Three days after a pair of mass shootings in Ohio and Texas that left 31 people dead, President Donald Trump was preoccupied with visions of a Rose Garden ceremony.
His daughter and senior adviser, Ivanka Trump, had proposed the idea of a televised Rose Garden appearance as a way to nudge her father toward supporting universal background checks. The president had recently suggested he was open to the gun-control measure, tweeting, “Republicans and Democrats must come together and get strong background checks, perhaps marrying this legislation with desperately needed immigration reform.” To be sure, this was similar to how he’d responded to other mass shootings during his 31-month presidency, and each time, the push for action fizzled. But the prospect of a Rose Garden ceremony, his daughter thought, where Trump could sign a document and call it “historic” and “unprecedented”—and receive positive media attention—might be the best chance of yielding real change.
For a moment, it looked like it just might work. “He loved it. He was all spun up about it,” said a former senior White House official who, like others interviewed for this story, spoke with me on the condition of anonymity in order to share private conversations.

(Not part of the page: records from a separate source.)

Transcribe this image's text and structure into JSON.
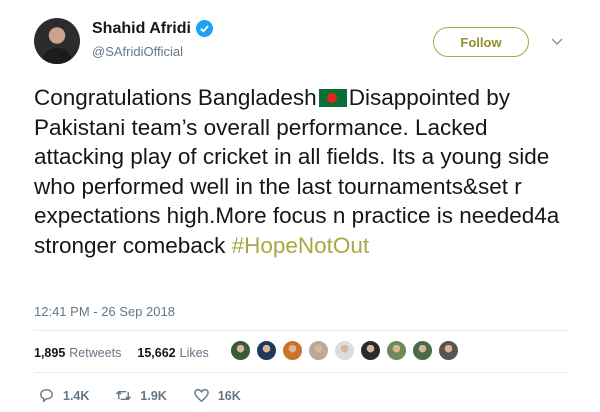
{
  "author": {
    "name": "Shahid Afridi",
    "handle": "@SAfridiOfficial"
  },
  "follow_label": "Follow",
  "tweet": {
    "text_1": "Congratulations Bangladesh",
    "text_2": "Disappointed by Pakistani team’s overall performance. Lacked attacking play of cricket in all fields. Its a young side who performed well in the last tournaments&set r expectations high.More focus n practice is needed4a stronger comeback ",
    "hashtag": "#HopeNotOut",
    "timestamp": "12:41 PM - 26 Sep 2018"
  },
  "stats": {
    "retweets_count": "1,895",
    "retweets_label": "Retweets",
    "likes_count": "15,662",
    "likes_label": "Likes"
  },
  "likers": [
    {
      "color": "#3a5a3a"
    },
    {
      "color": "#1f3b5a"
    },
    {
      "color": "#c9742a"
    },
    {
      "color": "#b8a998"
    },
    {
      "color": "#dcdcdc"
    },
    {
      "color": "#2a2a2a"
    },
    {
      "color": "#6f8a5a"
    },
    {
      "color": "#4a6a4a"
    },
    {
      "color": "#555555"
    }
  ],
  "actions": {
    "reply_count": "1.4K",
    "retweet_count": "1.9K",
    "like_count": "16K"
  },
  "colors": {
    "accent": "#a8a843",
    "verified": "#1da1f2",
    "muted": "#657786"
  }
}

On August 7, the president picked up the phone to discuss the idea with Wayne LaPierre, chief executive of the National Rifle Association. “It’s going to be great, Wayne,” Trump said, according to both a former senior White House official and an NRA official briefed on the call. “They will love us.” And if they—meaning the roughly 5 million people who make up the NRA’s active membership, and some of Trump’s electoral base—didn’t, Trump reportedly assured LaPierre, “I’ll give you cover.” (The White House did not return a request for comment for this story.)